Major Carteret laughed. “Your Aunt Polly,” he said, “was a remarkable woman, with a wonderful imagination, which seems to have grown more vivid as her memory and judgment weakened. Why should your father marry his negro housemaid? Mr. Merkell was never rated as a fool⁠—he had one of the clearest heads in Wellington. I saw him only a day or two before he died, and I could swear before any court in Christendom that he was of sound mind and memory to the last. These notions of your aunt were mere delusions. Your father was never capable of such a folly.”

“Of course I am only supposing a case,” returned Olivia. “Imagining such a case, just for the argument, would the marriage have been legal?”

“That would depend. If he had married her during the military occupation, or over in South Carolina, the marriage would have been legally valid, though morally and socially outrageous.”

“And if he had died afterwards, leaving a will?”

“The will would have controlled the disposition of his estate, in all probability.”

“Suppose he had left no will?”

“You are getting the matter down pretty fine, my dear! The woman would have taken one third of the real estate for life, and could have lived in the homestead until she died. She would also have had half the other property⁠—the money and goods and furniture, everything except the land⁠—and the negro child would have shared with you the balance of the estate. That, I believe, is according to the law of descent and distribution.”

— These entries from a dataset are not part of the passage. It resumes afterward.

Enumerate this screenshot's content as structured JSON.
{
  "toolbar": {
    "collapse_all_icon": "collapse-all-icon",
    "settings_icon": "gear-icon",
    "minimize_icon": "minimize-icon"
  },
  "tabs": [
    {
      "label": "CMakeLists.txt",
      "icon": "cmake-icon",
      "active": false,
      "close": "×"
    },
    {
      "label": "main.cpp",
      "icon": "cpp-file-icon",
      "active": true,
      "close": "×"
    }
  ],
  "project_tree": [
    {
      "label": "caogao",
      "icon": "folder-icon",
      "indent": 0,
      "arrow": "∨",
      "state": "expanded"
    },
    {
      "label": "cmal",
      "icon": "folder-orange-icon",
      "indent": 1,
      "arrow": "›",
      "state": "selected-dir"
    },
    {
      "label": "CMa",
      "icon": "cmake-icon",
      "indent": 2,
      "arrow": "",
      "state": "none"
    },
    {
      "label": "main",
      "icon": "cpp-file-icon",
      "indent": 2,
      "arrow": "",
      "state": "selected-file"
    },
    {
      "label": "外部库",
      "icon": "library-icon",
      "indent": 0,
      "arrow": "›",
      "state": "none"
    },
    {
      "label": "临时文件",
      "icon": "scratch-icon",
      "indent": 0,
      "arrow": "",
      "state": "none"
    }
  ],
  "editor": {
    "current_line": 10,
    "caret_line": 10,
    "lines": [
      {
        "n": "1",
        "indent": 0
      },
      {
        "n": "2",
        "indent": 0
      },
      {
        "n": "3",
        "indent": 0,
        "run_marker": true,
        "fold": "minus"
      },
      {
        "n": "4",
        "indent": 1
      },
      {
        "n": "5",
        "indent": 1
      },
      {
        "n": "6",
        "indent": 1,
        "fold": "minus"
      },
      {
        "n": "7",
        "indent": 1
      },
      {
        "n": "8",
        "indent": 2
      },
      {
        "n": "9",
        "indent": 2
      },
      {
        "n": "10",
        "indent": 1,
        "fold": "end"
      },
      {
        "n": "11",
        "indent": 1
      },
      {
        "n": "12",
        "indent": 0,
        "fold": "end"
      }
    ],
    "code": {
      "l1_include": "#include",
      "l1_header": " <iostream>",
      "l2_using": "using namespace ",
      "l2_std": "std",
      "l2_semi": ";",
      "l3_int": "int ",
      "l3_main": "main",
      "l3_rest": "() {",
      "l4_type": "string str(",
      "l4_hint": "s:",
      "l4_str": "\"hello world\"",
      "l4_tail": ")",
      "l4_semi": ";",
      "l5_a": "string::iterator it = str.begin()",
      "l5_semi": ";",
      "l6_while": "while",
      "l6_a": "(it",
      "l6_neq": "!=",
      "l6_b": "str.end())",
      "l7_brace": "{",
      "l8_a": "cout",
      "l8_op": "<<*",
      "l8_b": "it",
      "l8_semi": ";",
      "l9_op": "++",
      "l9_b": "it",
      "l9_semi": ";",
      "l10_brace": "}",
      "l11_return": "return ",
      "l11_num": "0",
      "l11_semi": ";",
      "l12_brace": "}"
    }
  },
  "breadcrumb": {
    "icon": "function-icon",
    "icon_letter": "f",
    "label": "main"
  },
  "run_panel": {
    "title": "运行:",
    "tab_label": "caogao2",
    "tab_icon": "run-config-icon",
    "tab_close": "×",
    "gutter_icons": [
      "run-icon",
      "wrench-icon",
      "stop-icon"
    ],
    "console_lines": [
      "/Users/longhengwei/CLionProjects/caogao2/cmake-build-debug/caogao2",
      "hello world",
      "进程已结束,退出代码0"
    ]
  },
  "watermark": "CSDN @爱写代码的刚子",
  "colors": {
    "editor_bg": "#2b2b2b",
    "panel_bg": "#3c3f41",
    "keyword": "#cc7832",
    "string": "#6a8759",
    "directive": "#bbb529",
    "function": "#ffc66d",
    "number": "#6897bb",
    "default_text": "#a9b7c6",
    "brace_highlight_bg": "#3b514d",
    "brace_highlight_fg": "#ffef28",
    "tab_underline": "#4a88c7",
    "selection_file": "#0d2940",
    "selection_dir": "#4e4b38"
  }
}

Mrs. Carteret lapsed into a troubled silence. Her father had married the woman. In her heart she had no doubt of the validity of the marriage, so far as the law was concerned; if one marriage of such a kind would stand, another contracted under similar conditions was equally as good. If the marriage had been valid, Julia’s child had been legitimate. The will she had burned gave this sister of hers⁠—she shuddered at the word⁠—but a small part of the estate. Under the law, which intervened now that there was no will, the property should have been equally divided. If the woman had been white⁠—but the woman had not been white, and the same rule of moral conduct did not, could not, in the very nature of things, apply, as between white people! For, if this were not so, slavery had been, not merely an economic mistake, but a great crime against humanity. If it had been such a crime, as for a moment she dimly perceived it might have been, then through the long centuries there had been piled up a catalogue of wrong and outrage which, if the law of compensation be a law of nature, must some time, somewhere, in some way, be atoned for. She herself had not escaped the penalty, of which, she realized, this burden placed upon her conscience was but another installment.

If she should make known the facts she had learned, it would mean what?⁠—a division of her father’s estate, a recognition of the legality of her father’s relations with Julia. Such a stain upon her father’s memory would be infinitely worse than if he had not married her. To have lived with her without marriage was a social misdemeanor, at which society in the old days had winked, or at most had frowned. To have married her was to have committed the unpardonable social sin. Such a scandal Mrs. Carteret could not have endured. Should she seek to make restitution, it would necessarily involve the disclosure of at least some of the facts. Had she not destroyed the will, she might have compromised with her conscience by producing it and acting upon its terms, which had been so stated as not to disclose the marriage. This was now rendered impossible by her own impulsive act; she could not mention the will at all, without admitting that she had destroyed it.

Mrs. Carteret found herself in what might be called, vulgarly, a moral “pocket.” She could, of course, remain silent. Mrs. Carteret was a good woman, according to her lights, with a cultivated conscience, to which she had always looked as her mentor and infallible guide.

Hence Mrs. Carteret, after this painful discovery, remained for a long time ill at ease⁠—so disturbed, indeed, that her mind reacted upon her nerves, which had never been strong; and her nervousness affected her strength, which had never been great, until Carteret, whose love for her had been deepened and strengthened by the advent of his son, became alarmed for her health, and spoke very seriously to Dr. Price concerning it.